Yet it is also an idea which is neither intrinsically obvious, nor should be taken for granted. Ryan’s injunction to fully develop the characters of rape victims issues forth not primarily from artistic considerations, but from specifically social considerations. “Don’t use rape as a cheap plot device” is an artistic directive. “Always develop the characters of victims of sexual assault,” on the other hand, is a social directive, possibly jibing with the narrative structure of whatever hypothetical show it’s applied to, but possibly not (evidently the writers of Tyrant, such as they are, didn’t feel such character building would add anything). The point is, it doesn’t matter if it jibes: for social reasons, it must be done this way. Victims of rape must not be silenced in drama the way they are silenced in real life. This is an issue not of aesthetics, but of ethics.
I want to emphasize how fundamentally this position reorients the way we conceive of art itself. You may agree with Ryan, or you may not, but what is most interesting to me about this whole discussion is the way it implicitly conceptualizes TV and film as primarily social mediums, and, at least in this respect, only secondarily as artistic mediums. TV shows, on this account, are art forms that show us things but also teach us things; that depict worlds but also endorse worlds. They are not neutral, or autonomous, but are ethically bound by the social reality to which they refer.
This may all sound obvious, but it truly isn’t. Many of history’s most influential critics would harshly denounce this conception—to take an extreme example, consider Oscar Wilde, who provocatively declared, “there is no such thing as a moral or immoral book.” I don’t want to do that here, nor do I even necessarily agree with Wilde and his ilk.
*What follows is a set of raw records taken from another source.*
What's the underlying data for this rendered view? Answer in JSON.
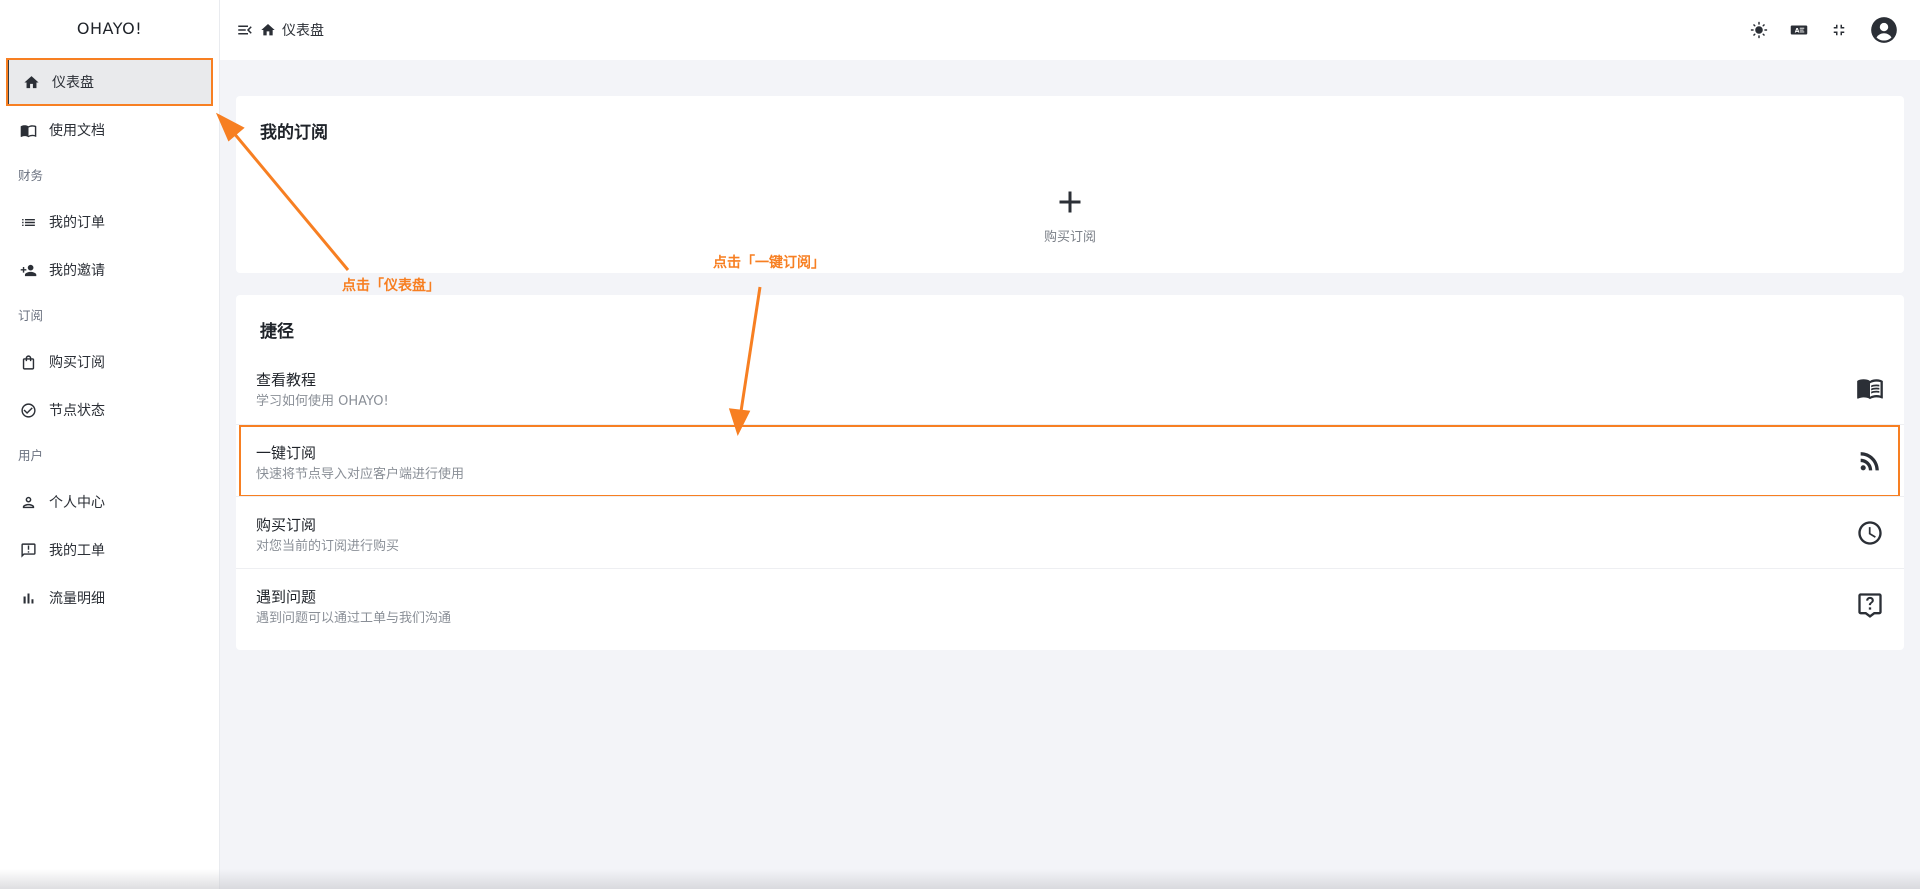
{
  "brand": "OHAYO!",
  "sidebar": {
    "items": [
      {
        "label": "仪表盘",
        "icon": "home-icon",
        "active": true
      },
      {
        "label": "使用文档",
        "icon": "book-icon"
      }
    ],
    "groups": [
      {
        "title": "财务",
        "items": [
          {
            "label": "我的订单",
            "icon": "list-icon"
          },
          {
            "label": "我的邀请",
            "icon": "invite-users-icon"
          }
        ]
      },
      {
        "title": "订阅",
        "items": [
          {
            "label": "购买订阅",
            "icon": "shopping-bag-icon"
          },
          {
            "label": "节点状态",
            "icon": "check-circle-icon"
          }
        ]
      },
      {
        "title": "用户",
        "items": [
          {
            "label": "个人中心",
            "icon": "person-icon"
          },
          {
            "label": "我的工单",
            "icon": "feedback-icon"
          },
          {
            "label": "流量明细",
            "icon": "bar-chart-icon"
          }
        ]
      }
    ]
  },
  "header": {
    "breadcrumb": "仪表盘",
    "icons": [
      "theme-sun-icon",
      "translate-icon",
      "fullscreen-exit-icon",
      "account-icon"
    ]
  },
  "subscription_card": {
    "title": "我的订阅",
    "buy_label": "购买订阅"
  },
  "shortcut_card": {
    "title": "捷径",
    "items": [
      {
        "title": "查看教程",
        "desc": "学习如何使用 OHAYO!",
        "icon": "book-open-icon"
      },
      {
        "title": "一键订阅",
        "desc": "快速将节点导入对应客户端进行使用",
        "icon": "rss-icon",
        "highlight": true
      },
      {
        "title": "购买订阅",
        "desc": "对您当前的订阅进行购买",
        "icon": "clock-icon"
      },
      {
        "title": "遇到问题",
        "desc": "遇到问题可以通过工单与我们沟通",
        "icon": "help-chat-icon"
      }
    ]
  },
  "annotations": {
    "dashboard_hint": "点击「仪表盘」",
    "subscribe_hint": "点击「一键订阅」",
    "color": "#f77f22"
  }
}
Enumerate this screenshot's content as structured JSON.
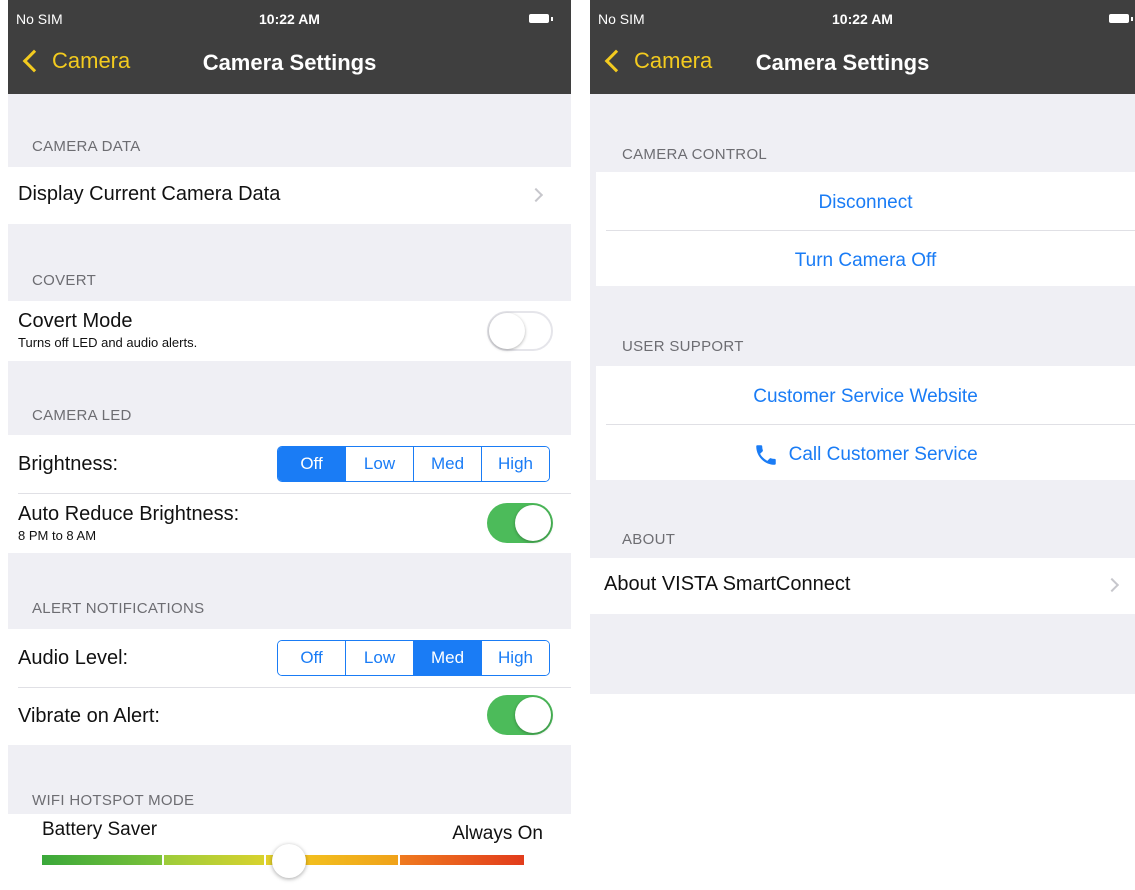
{
  "colors": {
    "nav_bg": "#3f3f3f",
    "accent_yellow": "#f3cb1f",
    "ios_blue": "#1a7cf5",
    "toggle_green": "#4cbb5a"
  },
  "left": {
    "status": {
      "carrier": "No SIM",
      "time": "10:22 AM"
    },
    "nav": {
      "back_label": "Camera",
      "title": "Camera Settings"
    },
    "camera_data": {
      "header": "CAMERA DATA",
      "display_label": "Display Current Camera Data"
    },
    "covert": {
      "header": "COVERT",
      "mode_label": "Covert Mode",
      "mode_sub": "Turns off LED and audio alerts.",
      "mode_on": false
    },
    "camera_led": {
      "header": "CAMERA LED",
      "brightness_label": "Brightness:",
      "brightness_options": [
        "Off",
        "Low",
        "Med",
        "High"
      ],
      "brightness_selected": "Off",
      "auto_reduce_label": "Auto Reduce Brightness:",
      "auto_reduce_sub": "8 PM to 8 AM",
      "auto_reduce_on": true
    },
    "alert_notifications": {
      "header": "ALERT NOTIFICATIONS",
      "audio_label": "Audio Level:",
      "audio_options": [
        "Off",
        "Low",
        "Med",
        "High"
      ],
      "audio_selected": "Med",
      "vibrate_label": "Vibrate on Alert:",
      "vibrate_on": true
    },
    "wifi": {
      "header": "WIFI HOTSPOT MODE",
      "left_label": "Battery Saver",
      "right_label": "Always On",
      "slider_value_fraction": 0.5
    }
  },
  "right": {
    "status": {
      "carrier": "No SIM",
      "time": "10:22 AM"
    },
    "nav": {
      "back_label": "Camera",
      "title": "Camera Settings"
    },
    "camera_control": {
      "header": "CAMERA CONTROL",
      "disconnect": "Disconnect",
      "turn_off": "Turn Camera Off"
    },
    "user_support": {
      "header": "USER SUPPORT",
      "website": "Customer Service Website",
      "call": "Call Customer Service"
    },
    "about": {
      "header": "ABOUT",
      "about_label": "About VISTA SmartConnect"
    }
  }
}
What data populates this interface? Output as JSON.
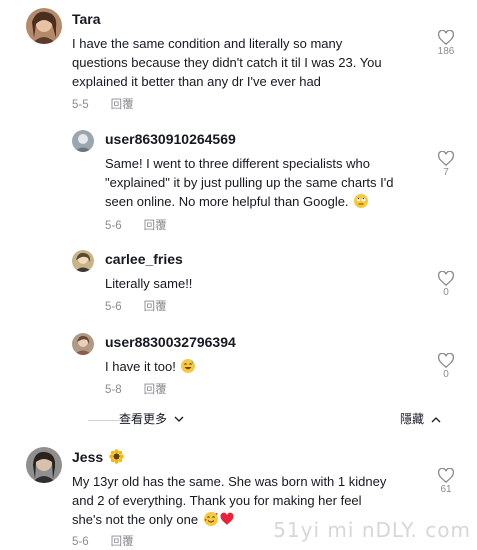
{
  "colors": {
    "text": "#161823",
    "meta": "#8a8b91",
    "heart_outline": "#8a8b91",
    "heart_red": "#e8223a"
  },
  "comments": [
    {
      "user": "Tara",
      "text_lines": [
        "I have the same condition and literally so many",
        "questions because they didn't catch it til I was 23. You",
        "explained it better than any dr I've ever had"
      ],
      "date": "5-5",
      "reply": "回覆",
      "likes": "186"
    },
    {
      "user": "user8630910264569",
      "text_lines": [
        "Same! I went to three different specialists who",
        "\"explained\" it by just pulling up the same charts I'd",
        "seen online. No more helpful than Google."
      ],
      "emoji_icon": "face-with-rolling-eyes-icon",
      "date": "5-6",
      "reply": "回覆",
      "likes": "7"
    },
    {
      "user": "carlee_fries",
      "text_lines": [
        "Literally same!!"
      ],
      "date": "5-6",
      "reply": "回覆",
      "likes": "0"
    },
    {
      "user": "user8830032796394",
      "text_lines": [
        "I have it too!"
      ],
      "emoji_icon": "grinning-sweat-face-icon",
      "date": "5-8",
      "reply": "回覆",
      "likes": "0"
    },
    {
      "user": "Jess",
      "user_emoji_icon": "sunflower-icon",
      "text_lines": [
        "My 13yr old has the same. She was born with 1 kidney",
        "and 2 of everything. Thank you for making her feel",
        "she's not the only one"
      ],
      "emoji_icons": [
        "smiling-face-with-hearts-icon",
        "red-heart-icon"
      ],
      "date": "5-6",
      "reply": "回覆",
      "likes": "61"
    }
  ],
  "thread_controls": {
    "view_more": "查看更多",
    "hide": "隱藏"
  },
  "watermark": "51yi mi nDLY. com"
}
I only want to note that the social-obligation conception of the artwork is becoming the dominant critical paradigm—led in particular by TV critics, but also appearing with increasing frequency in music and film writing—and that is something to consider seriously, to question, and to examine the implications of.
*Actually, this idea has ancient roots. But that’s a subject for another post.